"Rascals (NY) Deli", Blue Ash Ohio, (513) 429-4567 opened about a month ago in a strip center at the corner of Kenwood Rd and Cooper Rd in Blue Ash, behind the US Bank building. We went Thursday for lunch, along with another couple, and tried an array of their items. Some were "tastes" or "samples" and others were regularly sized portions. I asked for and received, willingly, a taste of both the chopped liver and the Sable. The first I found only fair, to my taste, and the second was fine, standard, cured Sable. Incidentally the servers and managers( probably partners) did everything possible to be accommodating.
I ordered "soup and half sandwich". My soap was the sweet and sour cabbage, a favorite of mine, which I found to heavy for my taste with too much beef, other delis versions run from no noticeable beef to very light, and two thick a sweet base. It came only warm (temperature) but was soon corrected to nice and hot. Along with this I had a half of a pickled tongue on dark rye which was exactly as advertised. The tongue had good flavor and the rye, while too thick for my preference, was hard crusted and with good rye flavor. The table ordered the two kinds of cucumber salads and we were very please with the standard vinegar one but not happy with the Israeli seasoned version which had a fermented taste.
Marilyn had beef barley soup and a half corned beef on light rye which she reported to be just fine, on both. The others had Matzo Ball and noodle soup and one tongue and one Pastrami.
The restaurant is fair sized and I would guess seats around 50. We arrived at 11:30 AM and were seated immediately but before noon there was a line waiting for seating. All items can be "carried out".
The menu is extensive and runs from breakfast items to dinner plates. Prices for these not too usual Cincinnati items seem to be in line with costs in other locals.
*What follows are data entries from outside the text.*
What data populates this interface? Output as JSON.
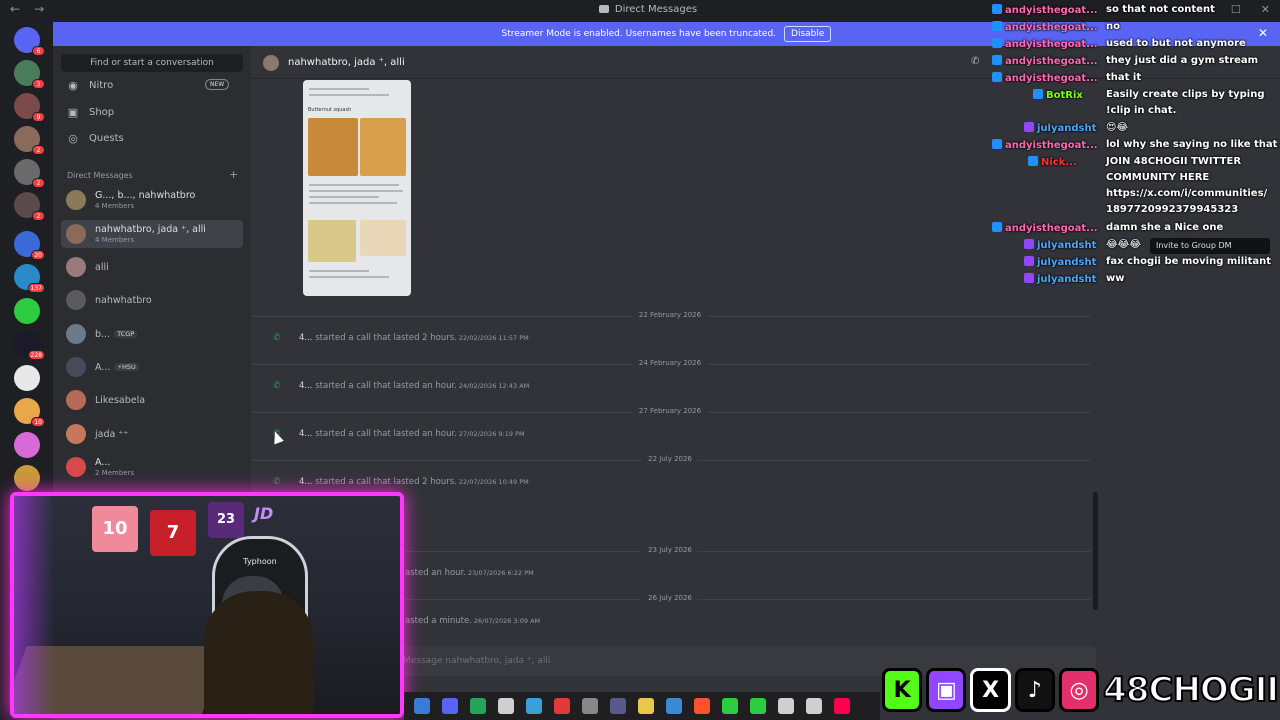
{
  "window": {
    "title": "Direct Messages",
    "back_glyph": "←",
    "forward_glyph": "→",
    "minimize_glyph": "—",
    "maximize_glyph": "☐",
    "close_glyph": "✕"
  },
  "banner": {
    "text": "Streamer Mode is enabled. Usernames have been truncated.",
    "disable_label": "Disable",
    "close_glyph": "✕"
  },
  "rail": {
    "servers": [
      {
        "color": "#5865f2",
        "badge": "6"
      },
      {
        "color": "#4a7c59",
        "badge": "3"
      },
      {
        "color": "#7a4a4a",
        "badge": "9"
      },
      {
        "color": "#8a6a5a",
        "badge": "2"
      },
      {
        "color": "#6a6a6a",
        "badge": "2"
      },
      {
        "color": "#5a4a4a",
        "badge": "2"
      },
      {
        "color": "#3a6ad8",
        "badge": "20"
      },
      {
        "color": "#2a8ac8",
        "badge": "137"
      },
      {
        "color": "#2ecc40",
        "badge": ""
      },
      {
        "color": "#1a1a2a",
        "badge": "228"
      },
      {
        "color": "#e8e8e8",
        "badge": ""
      },
      {
        "color": "#e8a84a",
        "badge": "10"
      },
      {
        "color": "#d86ad8",
        "badge": ""
      },
      {
        "color": "#c89a3a",
        "badge": ""
      }
    ]
  },
  "sidebar": {
    "search_placeholder": "Find or start a conversation",
    "nav": [
      {
        "label": "Nitro",
        "icon": "nitro-icon",
        "glyph": "◉"
      },
      {
        "label": "Shop",
        "icon": "shop-icon",
        "glyph": "▣"
      },
      {
        "label": "Quests",
        "icon": "quests-icon",
        "glyph": "◎"
      }
    ],
    "new_tag": "NEW",
    "dm_header": "Direct Messages",
    "add_glyph": "+",
    "dms": [
      {
        "name": "G..., b..., nahwhatbro",
        "sub": "4 Members",
        "color": "#8a7a5a",
        "active": false
      },
      {
        "name": "nahwhatbro, jada ⁺, alli",
        "sub": "4 Members",
        "color": "#8a6a5a",
        "active": true
      },
      {
        "name": "alli",
        "sub": "",
        "color": "#9a7a7a",
        "active": false
      },
      {
        "name": "nahwhatbro",
        "sub": "",
        "color": "#5a5a5a",
        "active": false
      },
      {
        "name": "b...",
        "sub": "",
        "tag": "TCGP",
        "color": "#6a7a8a",
        "active": false
      },
      {
        "name": "A...",
        "sub": "",
        "tag": "⚡HSU",
        "color": "#4a4a5a",
        "active": false
      },
      {
        "name": "Likesabela",
        "sub": "",
        "color": "#b86a5a",
        "active": false
      },
      {
        "name": "jada ⁺⁺",
        "sub": "",
        "color": "#c8785a",
        "active": false
      },
      {
        "name": "A...",
        "sub": "2 Members",
        "color": "#d84a4a",
        "active": false
      }
    ]
  },
  "chat": {
    "header_name": "nahwhatbro, jada ⁺, alli",
    "recipe_title": "Butternut squash",
    "composer_placeholder": "Message nahwhatbro, jada ⁺, alli",
    "date_separators": [
      "22 February 2026",
      "24 February 2026",
      "27 February 2026",
      "22 July 2026",
      "23 July 2026",
      "26 July 2026"
    ],
    "calls": [
      {
        "who": "4...",
        "text": "started a call that lasted 2 hours.",
        "ts": "22/02/2026 11:57 PM"
      },
      {
        "who": "4...",
        "text": "started a call that lasted an hour.",
        "ts": "24/02/2026 12:43 AM"
      },
      {
        "who": "4...",
        "text": "started a call that lasted an hour.",
        "ts": "27/02/2026 9:19 PM"
      },
      {
        "who": "4...",
        "text": "started a call that lasted 2 hours.",
        "ts": "22/07/2026 10:49 PM"
      },
      {
        "who": "",
        "text": "asted an hour.",
        "ts": "23/07/2026 6:22 PM"
      },
      {
        "who": "",
        "text": "asted a minute.",
        "ts": "26/07/2026 3:09 AM"
      }
    ]
  },
  "twitch_chat": [
    {
      "user": "andyisthegoat...",
      "color": "#ff69b4",
      "badge": "#1e90ff",
      "msg": "so that not content"
    },
    {
      "user": "andyisthegoat...",
      "color": "#ff69b4",
      "badge": "#1e90ff",
      "msg": "no"
    },
    {
      "user": "andyisthegoat...",
      "color": "#ff69b4",
      "badge": "#1e90ff",
      "msg": "used to but not anymore"
    },
    {
      "user": "andyisthegoat...",
      "color": "#ff69b4",
      "badge": "#1e90ff",
      "msg": "they just did a gym stream"
    },
    {
      "user": "andyisthegoat...",
      "color": "#ff69b4",
      "badge": "#1e90ff",
      "msg": "that it"
    },
    {
      "user": "BotRix",
      "color": "#7fff00",
      "badge": "#1e90ff",
      "msg": "Easily create clips by typing"
    },
    {
      "user": "julyandsht",
      "color": "#4aa8ff",
      "badge": "#9146ff",
      "msg": "😍😂"
    },
    {
      "user": "andyisthegoat...",
      "color": "#ff69b4",
      "badge": "#1e90ff",
      "msg": "lol why she saying no like that"
    },
    {
      "user": "Nick...",
      "color": "#ff3030",
      "badge": "#1e90ff",
      "msg": "JOIN 48CHOGII TWITTER"
    },
    {
      "user": "andyisthegoat...",
      "color": "#ff69b4",
      "badge": "#1e90ff",
      "msg": "damn she a Nice one"
    },
    {
      "user": "julyandsht",
      "color": "#4aa8ff",
      "badge": "#9146ff",
      "msg": "😂😂😂"
    },
    {
      "user": "julyandsht",
      "color": "#4aa8ff",
      "badge": "#9146ff",
      "msg": "fax chogii be moving militant"
    },
    {
      "user": "julyandsht",
      "color": "#4aa8ff",
      "badge": "#9146ff",
      "msg": "ww"
    }
  ],
  "twitch_continuations": [
    "!clip in chat.",
    "COMMUNITY HERE",
    "https://x.com/i/communities/",
    "1897720992379945323"
  ],
  "tooltip": "Invite to Group DM",
  "webcam": {
    "jersey_a": "10",
    "jersey_b": "7",
    "jersey_c": "23",
    "chair_brand": "Typhoon",
    "overlay_text": "JD"
  },
  "socials": {
    "kick_glyph": "K",
    "twitch_glyph": "▣",
    "x_glyph": "X",
    "tiktok_glyph": "♪",
    "instagram_glyph": "◎",
    "handle": "48CHOGII"
  },
  "taskbar_colors": [
    "#3a7bd5",
    "#5865f2",
    "#23a559",
    "#cfcfcf",
    "#3aa0d8",
    "#e03a3a",
    "#888888",
    "#5a5a8a",
    "#e8c84a",
    "#3a8ad8",
    "#fb542b",
    "#2ecc40",
    "#2ecc40",
    "#cfcfcf",
    "#cfcfcf",
    "#ff0050"
  ]
}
The "soup and sandwich" was 7.95 and also included one potato pancake, a small cup of apple sauce and a generous slice of dill pickle.
I wish them luck and will return to try the Sable in some form, sandwich, plate or omelet, and possibly some of the other fish or deli items.

Also we split our time this week from eating in and going out, hitting "Pelican's Reef", "Suzy Wong's" and the "National Exemplar' in Mariemont. The first two are regulars but the last has been absent from our dinning scene for several years.
"The National Exemplar Restaurant" in Mariemont, OH is on the village square in the "Best Western Hotel". It is large, quiet and frequented by many of the "older" set, of which we are prime examples. Nice place to go for relaxed dining and a menu that rarely changes. They have a full bar and serve a decent sized drink. Starting with my Bombay I followed with the excellent rich Hungarian Mushroom Soup. For a main course I chose calf's liver, medium( which was slightly too done) that is accompanied by creamy mashed potato's and in my case fresh spinach. The calf's liver was both tasty and tender.Others had prime rib, salmon and halibut. All the food was well prepared and nicely presented We should venture there a little more often.